▶ _Problem to work on_
The result should be every line of the listing that contains "this".

▶ _Supplied information_
┄┄┄┄┄┄┄┄┄┄┄┄┄┄┄┄┄┄┄┄

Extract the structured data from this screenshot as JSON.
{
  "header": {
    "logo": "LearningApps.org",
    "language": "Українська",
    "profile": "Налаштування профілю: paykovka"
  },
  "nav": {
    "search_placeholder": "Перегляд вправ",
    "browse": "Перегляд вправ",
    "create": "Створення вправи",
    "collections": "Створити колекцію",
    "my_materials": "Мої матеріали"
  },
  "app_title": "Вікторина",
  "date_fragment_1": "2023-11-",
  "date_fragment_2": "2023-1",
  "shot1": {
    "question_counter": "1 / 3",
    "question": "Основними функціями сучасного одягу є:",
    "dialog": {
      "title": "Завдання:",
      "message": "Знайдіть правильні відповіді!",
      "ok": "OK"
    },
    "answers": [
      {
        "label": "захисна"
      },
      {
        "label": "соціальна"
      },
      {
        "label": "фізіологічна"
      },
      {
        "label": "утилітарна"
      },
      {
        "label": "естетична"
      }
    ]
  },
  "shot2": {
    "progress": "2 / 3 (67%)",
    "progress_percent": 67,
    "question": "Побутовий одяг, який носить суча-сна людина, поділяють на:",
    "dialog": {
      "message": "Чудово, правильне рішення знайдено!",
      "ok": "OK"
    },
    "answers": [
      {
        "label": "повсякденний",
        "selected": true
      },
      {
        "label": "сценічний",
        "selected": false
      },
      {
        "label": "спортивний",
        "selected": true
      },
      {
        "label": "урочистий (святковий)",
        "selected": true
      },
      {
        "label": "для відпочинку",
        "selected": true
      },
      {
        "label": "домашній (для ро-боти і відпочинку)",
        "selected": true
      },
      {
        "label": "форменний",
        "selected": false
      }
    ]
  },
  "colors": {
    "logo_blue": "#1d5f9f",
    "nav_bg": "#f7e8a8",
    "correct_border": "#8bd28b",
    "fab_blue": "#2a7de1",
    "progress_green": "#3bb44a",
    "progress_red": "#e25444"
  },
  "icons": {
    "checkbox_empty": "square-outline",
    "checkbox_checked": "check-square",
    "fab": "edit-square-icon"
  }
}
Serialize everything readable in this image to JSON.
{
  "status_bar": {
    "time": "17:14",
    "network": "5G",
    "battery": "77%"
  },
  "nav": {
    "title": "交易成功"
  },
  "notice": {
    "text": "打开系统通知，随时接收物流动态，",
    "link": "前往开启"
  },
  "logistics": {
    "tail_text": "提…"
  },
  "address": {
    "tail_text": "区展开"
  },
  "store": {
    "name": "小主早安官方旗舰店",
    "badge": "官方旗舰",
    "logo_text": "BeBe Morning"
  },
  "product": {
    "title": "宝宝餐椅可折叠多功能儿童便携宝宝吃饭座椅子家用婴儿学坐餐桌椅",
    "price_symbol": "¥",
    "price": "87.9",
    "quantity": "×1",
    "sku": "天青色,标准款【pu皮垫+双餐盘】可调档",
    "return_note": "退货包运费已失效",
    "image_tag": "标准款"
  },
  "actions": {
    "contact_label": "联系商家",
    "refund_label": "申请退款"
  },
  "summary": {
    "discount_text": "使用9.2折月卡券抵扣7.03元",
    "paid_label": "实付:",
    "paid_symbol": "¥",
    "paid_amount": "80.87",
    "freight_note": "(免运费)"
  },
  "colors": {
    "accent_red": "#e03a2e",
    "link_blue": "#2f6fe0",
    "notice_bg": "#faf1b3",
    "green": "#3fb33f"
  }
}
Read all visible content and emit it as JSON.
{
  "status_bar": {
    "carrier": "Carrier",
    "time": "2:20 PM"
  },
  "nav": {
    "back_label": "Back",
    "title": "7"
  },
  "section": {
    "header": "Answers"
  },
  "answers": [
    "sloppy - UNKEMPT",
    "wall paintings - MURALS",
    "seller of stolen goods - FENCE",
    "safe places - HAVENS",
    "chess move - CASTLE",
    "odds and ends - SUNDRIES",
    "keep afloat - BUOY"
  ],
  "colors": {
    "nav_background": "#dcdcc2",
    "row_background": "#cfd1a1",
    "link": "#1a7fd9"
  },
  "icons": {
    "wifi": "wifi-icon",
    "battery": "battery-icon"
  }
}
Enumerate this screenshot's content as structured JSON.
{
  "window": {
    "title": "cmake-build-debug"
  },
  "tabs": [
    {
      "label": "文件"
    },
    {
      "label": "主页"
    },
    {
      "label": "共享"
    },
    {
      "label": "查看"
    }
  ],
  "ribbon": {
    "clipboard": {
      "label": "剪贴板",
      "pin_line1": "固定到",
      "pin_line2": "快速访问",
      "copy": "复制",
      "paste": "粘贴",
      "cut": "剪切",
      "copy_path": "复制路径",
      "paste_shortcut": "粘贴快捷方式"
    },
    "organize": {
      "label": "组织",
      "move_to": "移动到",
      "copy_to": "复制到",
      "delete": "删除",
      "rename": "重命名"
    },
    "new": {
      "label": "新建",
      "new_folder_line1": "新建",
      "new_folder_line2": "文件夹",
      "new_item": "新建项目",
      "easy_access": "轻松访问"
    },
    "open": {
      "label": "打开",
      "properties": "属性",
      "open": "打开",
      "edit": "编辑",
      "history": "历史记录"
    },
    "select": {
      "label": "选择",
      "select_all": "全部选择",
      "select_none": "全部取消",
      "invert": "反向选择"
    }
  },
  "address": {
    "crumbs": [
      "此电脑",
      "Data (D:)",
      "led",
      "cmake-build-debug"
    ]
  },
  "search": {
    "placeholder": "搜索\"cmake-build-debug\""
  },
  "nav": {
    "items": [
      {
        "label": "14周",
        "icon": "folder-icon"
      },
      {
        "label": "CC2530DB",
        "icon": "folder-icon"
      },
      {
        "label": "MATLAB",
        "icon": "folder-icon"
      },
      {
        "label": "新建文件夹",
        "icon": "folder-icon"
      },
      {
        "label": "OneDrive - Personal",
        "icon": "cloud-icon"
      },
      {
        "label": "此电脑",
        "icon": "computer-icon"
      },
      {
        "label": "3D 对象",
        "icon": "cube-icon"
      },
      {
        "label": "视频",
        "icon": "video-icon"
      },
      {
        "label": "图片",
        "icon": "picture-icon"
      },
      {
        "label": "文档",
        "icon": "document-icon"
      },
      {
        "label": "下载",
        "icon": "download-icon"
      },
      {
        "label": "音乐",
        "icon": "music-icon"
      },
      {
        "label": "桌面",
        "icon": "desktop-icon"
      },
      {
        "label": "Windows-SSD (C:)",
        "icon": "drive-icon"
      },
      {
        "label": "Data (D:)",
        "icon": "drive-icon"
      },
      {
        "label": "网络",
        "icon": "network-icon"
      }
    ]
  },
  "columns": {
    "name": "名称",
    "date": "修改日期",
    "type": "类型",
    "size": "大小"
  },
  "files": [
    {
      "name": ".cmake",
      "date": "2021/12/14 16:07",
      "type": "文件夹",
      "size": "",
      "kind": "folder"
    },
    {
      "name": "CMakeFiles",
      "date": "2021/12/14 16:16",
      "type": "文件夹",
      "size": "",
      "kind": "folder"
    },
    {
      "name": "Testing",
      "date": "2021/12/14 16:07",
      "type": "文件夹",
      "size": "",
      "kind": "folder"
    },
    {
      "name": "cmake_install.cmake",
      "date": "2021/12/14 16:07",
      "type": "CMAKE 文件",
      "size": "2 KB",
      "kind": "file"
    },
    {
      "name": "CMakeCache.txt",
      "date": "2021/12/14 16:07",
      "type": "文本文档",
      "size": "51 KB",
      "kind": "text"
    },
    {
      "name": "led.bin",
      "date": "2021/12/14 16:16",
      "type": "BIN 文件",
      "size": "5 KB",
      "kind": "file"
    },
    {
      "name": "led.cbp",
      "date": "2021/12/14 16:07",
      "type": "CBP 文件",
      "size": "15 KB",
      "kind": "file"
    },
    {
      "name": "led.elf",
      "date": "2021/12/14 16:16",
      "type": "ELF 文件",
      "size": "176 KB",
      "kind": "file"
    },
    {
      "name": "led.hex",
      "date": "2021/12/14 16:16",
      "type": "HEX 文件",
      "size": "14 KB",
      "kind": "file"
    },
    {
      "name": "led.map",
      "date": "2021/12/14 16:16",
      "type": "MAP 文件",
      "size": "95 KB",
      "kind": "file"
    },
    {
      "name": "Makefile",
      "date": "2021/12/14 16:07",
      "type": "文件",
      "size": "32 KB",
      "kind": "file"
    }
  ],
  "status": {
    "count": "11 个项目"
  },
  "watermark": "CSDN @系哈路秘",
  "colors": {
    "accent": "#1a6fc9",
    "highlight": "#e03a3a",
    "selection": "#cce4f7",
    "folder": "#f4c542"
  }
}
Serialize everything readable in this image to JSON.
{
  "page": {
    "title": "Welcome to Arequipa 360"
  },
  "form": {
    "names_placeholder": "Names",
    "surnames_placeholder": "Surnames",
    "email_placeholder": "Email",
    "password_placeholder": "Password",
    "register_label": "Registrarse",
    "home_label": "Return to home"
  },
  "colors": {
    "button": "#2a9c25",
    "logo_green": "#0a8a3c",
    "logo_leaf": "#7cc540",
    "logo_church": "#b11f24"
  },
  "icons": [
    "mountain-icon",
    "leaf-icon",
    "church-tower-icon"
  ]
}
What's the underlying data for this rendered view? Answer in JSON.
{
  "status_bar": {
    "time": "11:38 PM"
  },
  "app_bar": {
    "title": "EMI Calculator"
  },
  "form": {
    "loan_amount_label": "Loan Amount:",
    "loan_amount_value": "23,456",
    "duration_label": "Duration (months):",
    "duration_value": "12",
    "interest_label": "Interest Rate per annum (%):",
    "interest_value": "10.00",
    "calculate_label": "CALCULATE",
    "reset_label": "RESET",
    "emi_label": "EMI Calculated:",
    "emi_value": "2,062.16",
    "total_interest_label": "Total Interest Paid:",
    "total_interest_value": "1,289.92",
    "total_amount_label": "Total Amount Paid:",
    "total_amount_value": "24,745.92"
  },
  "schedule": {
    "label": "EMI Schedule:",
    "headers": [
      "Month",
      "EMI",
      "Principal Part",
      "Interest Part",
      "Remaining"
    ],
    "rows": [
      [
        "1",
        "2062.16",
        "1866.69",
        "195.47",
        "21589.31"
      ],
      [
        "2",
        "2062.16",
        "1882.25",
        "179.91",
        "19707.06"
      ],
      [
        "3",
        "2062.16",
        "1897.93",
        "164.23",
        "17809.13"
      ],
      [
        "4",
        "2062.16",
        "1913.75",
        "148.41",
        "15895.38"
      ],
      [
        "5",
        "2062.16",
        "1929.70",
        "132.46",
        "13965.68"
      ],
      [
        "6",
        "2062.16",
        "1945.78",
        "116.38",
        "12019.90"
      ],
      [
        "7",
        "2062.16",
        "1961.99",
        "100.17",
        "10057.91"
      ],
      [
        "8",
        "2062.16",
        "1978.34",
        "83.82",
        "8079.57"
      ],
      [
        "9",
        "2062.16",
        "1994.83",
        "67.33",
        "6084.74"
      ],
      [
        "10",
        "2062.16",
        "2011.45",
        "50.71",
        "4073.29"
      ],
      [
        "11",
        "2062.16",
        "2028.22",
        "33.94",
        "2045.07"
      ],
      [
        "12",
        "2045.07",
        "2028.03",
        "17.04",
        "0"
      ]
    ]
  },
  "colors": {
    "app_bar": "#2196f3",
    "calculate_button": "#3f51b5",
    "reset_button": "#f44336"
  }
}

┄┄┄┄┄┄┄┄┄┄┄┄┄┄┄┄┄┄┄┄

▶ _Result_
Extract the structured data from this screenshot as JSON.
Serialize everything readable in this image to JSON.
Enumerate this screenshot's content as structured JSON.
Serialize everything readable in this image to JSON.
What's the underlying data for this rendered view? Answer in JSON.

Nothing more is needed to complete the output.